Captain Nikki Griffey became a firefighter haphazardly. Bored with her old job, she explains, “I just happened to be at the right place at the right time.” Since being promoted to captain of Firehouse 21 about 16 months ago, the Richmond native says the best part of her job is spending 24-hour shifts with a crew she enjoys working with.
Yet, with a city budget in crisis and public services like the San Francisco Fire Department feeling its effects, Griffey and her crew’s future is an uncertain one.
This past summer, the Board of Supervisors approved to slash an additional $6 million from the Department. SFFD Public Informer Mindy Talmadge said that another budget cut may result in the closure of a fire company–and Firehouse 21 could be the first to go.
Temporary closures of fire companies, also known as “brown-outs,” were a reality for many stations in 2005 with Proposition F. Although Station 35 has been the only one to permanently shut down, Talmadge says this was due to the extreme costs required to earthquake retrofit the already rotting building on the pier.

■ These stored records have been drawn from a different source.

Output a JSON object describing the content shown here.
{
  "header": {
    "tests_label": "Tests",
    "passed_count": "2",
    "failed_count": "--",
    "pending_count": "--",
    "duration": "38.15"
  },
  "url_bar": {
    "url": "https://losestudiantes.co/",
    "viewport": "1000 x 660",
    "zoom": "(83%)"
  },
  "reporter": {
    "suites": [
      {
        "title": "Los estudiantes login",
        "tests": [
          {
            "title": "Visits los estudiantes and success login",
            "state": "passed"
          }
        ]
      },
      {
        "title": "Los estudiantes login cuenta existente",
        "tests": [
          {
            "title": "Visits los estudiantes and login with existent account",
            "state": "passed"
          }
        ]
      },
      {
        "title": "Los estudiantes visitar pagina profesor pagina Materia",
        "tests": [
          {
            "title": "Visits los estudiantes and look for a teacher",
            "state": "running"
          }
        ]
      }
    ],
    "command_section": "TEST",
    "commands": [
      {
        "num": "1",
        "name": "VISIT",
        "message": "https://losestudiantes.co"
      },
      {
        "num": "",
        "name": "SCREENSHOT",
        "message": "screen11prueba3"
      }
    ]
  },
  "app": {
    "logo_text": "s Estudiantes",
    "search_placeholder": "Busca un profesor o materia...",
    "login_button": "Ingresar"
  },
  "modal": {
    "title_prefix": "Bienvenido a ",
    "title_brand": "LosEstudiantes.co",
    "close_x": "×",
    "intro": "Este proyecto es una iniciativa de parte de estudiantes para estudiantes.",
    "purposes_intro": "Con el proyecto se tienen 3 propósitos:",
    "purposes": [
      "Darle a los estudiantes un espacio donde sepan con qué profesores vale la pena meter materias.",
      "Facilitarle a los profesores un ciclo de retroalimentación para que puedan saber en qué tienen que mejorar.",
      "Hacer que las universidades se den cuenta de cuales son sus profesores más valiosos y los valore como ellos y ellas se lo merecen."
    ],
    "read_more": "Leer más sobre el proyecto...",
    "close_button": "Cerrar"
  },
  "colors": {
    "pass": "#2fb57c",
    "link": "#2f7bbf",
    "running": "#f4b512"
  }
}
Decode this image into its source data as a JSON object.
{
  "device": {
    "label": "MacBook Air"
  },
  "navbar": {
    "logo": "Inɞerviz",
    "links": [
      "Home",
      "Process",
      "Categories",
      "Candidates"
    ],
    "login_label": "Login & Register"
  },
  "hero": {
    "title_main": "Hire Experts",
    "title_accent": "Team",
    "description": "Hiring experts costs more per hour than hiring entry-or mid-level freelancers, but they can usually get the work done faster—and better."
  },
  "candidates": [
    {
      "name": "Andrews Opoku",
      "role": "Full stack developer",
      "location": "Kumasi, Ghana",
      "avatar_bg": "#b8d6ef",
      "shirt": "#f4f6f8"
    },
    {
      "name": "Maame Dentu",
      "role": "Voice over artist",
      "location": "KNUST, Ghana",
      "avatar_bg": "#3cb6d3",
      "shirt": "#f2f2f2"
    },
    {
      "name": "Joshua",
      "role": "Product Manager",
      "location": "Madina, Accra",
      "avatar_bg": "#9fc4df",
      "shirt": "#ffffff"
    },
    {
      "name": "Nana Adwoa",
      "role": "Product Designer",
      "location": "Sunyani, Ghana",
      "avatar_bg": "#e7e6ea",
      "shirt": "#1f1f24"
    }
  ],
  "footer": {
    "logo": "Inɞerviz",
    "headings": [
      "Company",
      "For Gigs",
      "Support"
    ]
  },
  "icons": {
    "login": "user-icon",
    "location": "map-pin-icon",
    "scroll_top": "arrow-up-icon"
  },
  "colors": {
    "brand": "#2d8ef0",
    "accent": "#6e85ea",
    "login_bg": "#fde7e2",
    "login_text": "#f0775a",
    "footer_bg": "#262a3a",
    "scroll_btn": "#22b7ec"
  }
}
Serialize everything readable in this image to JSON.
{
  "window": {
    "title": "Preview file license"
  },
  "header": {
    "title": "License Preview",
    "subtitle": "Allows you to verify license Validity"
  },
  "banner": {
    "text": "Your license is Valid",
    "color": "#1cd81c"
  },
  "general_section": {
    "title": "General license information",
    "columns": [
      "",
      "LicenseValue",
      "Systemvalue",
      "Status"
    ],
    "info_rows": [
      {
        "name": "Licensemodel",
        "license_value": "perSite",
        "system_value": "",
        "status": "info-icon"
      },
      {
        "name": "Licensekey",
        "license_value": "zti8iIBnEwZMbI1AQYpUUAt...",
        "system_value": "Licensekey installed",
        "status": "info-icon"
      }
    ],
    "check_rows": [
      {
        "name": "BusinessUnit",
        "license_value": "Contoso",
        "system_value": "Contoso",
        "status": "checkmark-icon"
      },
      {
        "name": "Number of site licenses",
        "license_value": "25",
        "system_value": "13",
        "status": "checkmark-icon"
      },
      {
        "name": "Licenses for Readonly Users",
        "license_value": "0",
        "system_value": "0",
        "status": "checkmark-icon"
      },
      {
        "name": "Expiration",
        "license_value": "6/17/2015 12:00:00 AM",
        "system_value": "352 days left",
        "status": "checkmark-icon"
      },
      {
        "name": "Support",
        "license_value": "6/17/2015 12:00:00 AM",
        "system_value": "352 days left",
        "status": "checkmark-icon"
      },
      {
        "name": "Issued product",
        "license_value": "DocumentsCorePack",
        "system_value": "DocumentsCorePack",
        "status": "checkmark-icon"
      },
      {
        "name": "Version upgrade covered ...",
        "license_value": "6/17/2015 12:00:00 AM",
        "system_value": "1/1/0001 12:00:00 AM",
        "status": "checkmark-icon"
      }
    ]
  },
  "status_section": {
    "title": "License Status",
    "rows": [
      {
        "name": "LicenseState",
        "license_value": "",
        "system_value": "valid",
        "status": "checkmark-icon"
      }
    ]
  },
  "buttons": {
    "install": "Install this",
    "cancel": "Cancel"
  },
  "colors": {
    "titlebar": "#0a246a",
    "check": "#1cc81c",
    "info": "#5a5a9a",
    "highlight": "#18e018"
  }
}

The criteria for determining which stations could be closed, Talmadge explains, are determined by the SFFD‘s research department. Call volumes and response times from one station to the next are analyzed to determine which closure could have the least impact on a particular area. Mandatory response times for an emergency vehicle to reach the destination of any call must be under four and half minutes. Talmadge says Firehouse 21 meets this requirement before most other companies.
Captain Griffey and her crew, who respond to an average of five or six emergency calls each day, worry that there would a longer response time for the nursing home next door, in addition to the already high volume of calls in The Haight neighborhood and Golden Gate Park.
NoPa neighbors are not staying quiet on the matter. Life-time resident, Kip Fuller considers Fire Station 21 a staple to the community, adding that it would be devastating if they were forced to shut down. “They’re the first responders to life-threatening situations,” he commented, adding that they are good neighbors too. The crew frequently shops at the Divisadero Farmers’ Market, wave as they drive by and host field trips for local school children.
“We want all our companies up and running, and providing the same quality service in every neighborhood of The City,” Talmadge said. “We have used every creative bone in our body to prevent brown-outs and shut-downs, and we’ll continue to try.”
Kip Fuller is starting a Facebook group with the crew of Firehouse 21 to create more awareness about the issue. Griffey says it’s important for the neighbors who want to ensure the future of the firehouse to write a letter to Mayor Newsom and talk to District 5 Supervisor Mirkarimi to not make further cuts. The Mayor begins meeting formally with citizens in February each year to hear their concerns about the previous budget and how to improve funding for public services.
“If The City thinks the people don’t care,” Griffey said, “then it will be easier to get rid of us.”